Hennepin County Attorney’s Office on Facebook, May 29, 2020
Minneapolis Police Department, "5-300 Use of Force," accessed May 29, 2020
CNN, "The Minneapolis police officer who knelt on George Floyd's neck had 18 previous complaints against him, police department says," May 29, 2020
CNN, "The move used to restrain George Floyd is discouraged by most police.
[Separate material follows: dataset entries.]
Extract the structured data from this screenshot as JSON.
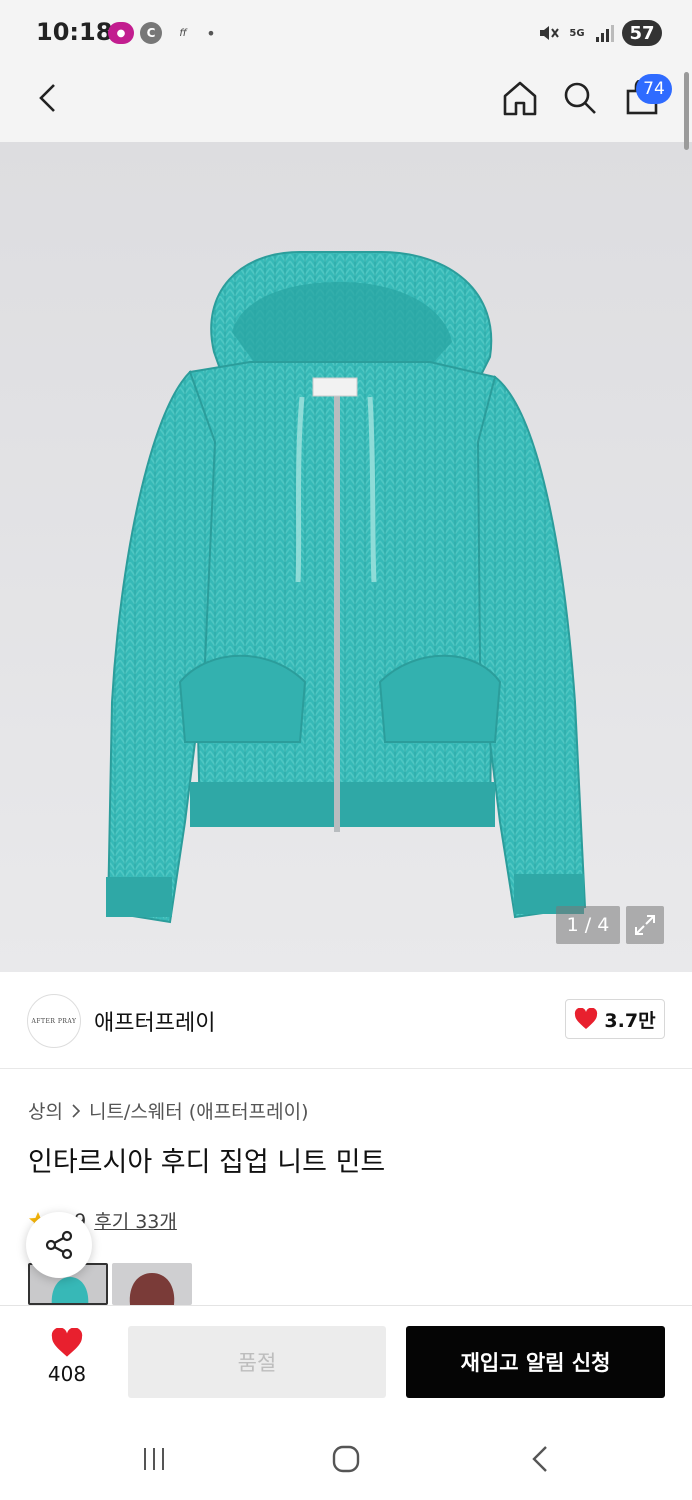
{
  "status_bar": {
    "time": "10:18",
    "battery": "57",
    "network": "5G"
  },
  "app_bar": {
    "cart_count": "74"
  },
  "gallery": {
    "pager": "1 / 4"
  },
  "brand": {
    "logo_text": "AFTER PRAY",
    "name": "애프터프레이",
    "likes": "3.7만"
  },
  "breadcrumb": {
    "category": "상의",
    "subcategory": "니트/스웨터 (애프터프레이)"
  },
  "product": {
    "title": "인타르시아 후디 집업 니트 민트",
    "rating": "4.9",
    "reviews": "후기 33개"
  },
  "variants": [
    {
      "name": "mint",
      "color": "#37b8b7"
    },
    {
      "name": "burgundy",
      "color": "#7a3b38"
    }
  ],
  "bottom_bar": {
    "wish_count": "408",
    "soldout_label": "품절",
    "restock_label": "재입고 알림 신청"
  },
  "colors": {
    "accent": "#2f6bff",
    "heart": "#e8202e",
    "garment": "#36b9b7"
  }
}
Here's why," May 29, 2020
City of Minneapolis, "MPD Frequently Requested Public Information," accessed May 29, 2020
The New York Times, "What We Know About the Death of George Floyd in Minneapolis," May 28, 2020
CNN, "Surveillance video does not support police claims that George Floyd resisted arrest," May 28, 2020
U.S. Department of Justice, "Joint Statement Of United States Attorney Erica MacDonald And FBI Special Agent In Charge Rainer Drolshagen," May 28, 2020
City of Minneapolis, "Mayoral Declaration of Local Emergency," May 28, 2020
CNN, "Store owner explains why police were called on George Floyd," May 28, 2020
CNN Tonight on Twitter, May 28, 2020
The Washington Post, "Officer accused in Floyd’s death opened fire on 2 people," May 28, 2020
CNN, "Prosecutors do not announce charges in George Floyd's death but say 'justice will be served,'" May 28, 2020
NBC News on YouTube, "Watch: Police Release Heavily-Redacted Bodycam Video Of George Floyd Arrest | NBC News NOW," May 28, 2020
CBS This Morning, "George Floyd's family calls for Minneapolis police officers to be charged: 'This was clearly murder,'" May 27, 2020
CNN Tonight on Twitter, May 27, 2020
KARE 11 on YouTube, "Mayor Jacob Frey calls on county attorney to charge officer involved in George Floyd's death," May 27, 2020
The Star Tribune, "Minneapolis police, protesters clash almost 24 hours after George Floyd's death in custody," May 27, 2020
Mayor Jacob Frey on Facebook, May 26, 2020
Mayor Jacob Frey on Twitter, May 26, 2020
Alex Lehnert on Twitter, May 26, 2020
KSTP.com, "'I want people to remember him that way': Boss of George Floyd says he was a 'calm, nice guy,'" May 26, 2020
Facebook post, May 25, 2020
Minneapolis Police Department: "Investigative Update on Critical Incident," May 25, 2020
City of Minneapolis, "911 Call Transcript," May 25, 2020
Hennepin County Medical Examiner, "George Perry Floyd," May 25, 2020
Minneapolis Fire Department, Incident Report, May 25, 2020
University of Minnesota Law School, "Why Are the Twin Cities So Segregated?" February 2015
Phone interview with Myron Orfield, professor of civil rights and civil liberties law and director of the Institute on Metropolitan Opportunity at the University of Minnesota Law School, May 29, 2020
Email interview with Casper Hill, media relations coordinator for the City of Minneapolis, May 29, 2020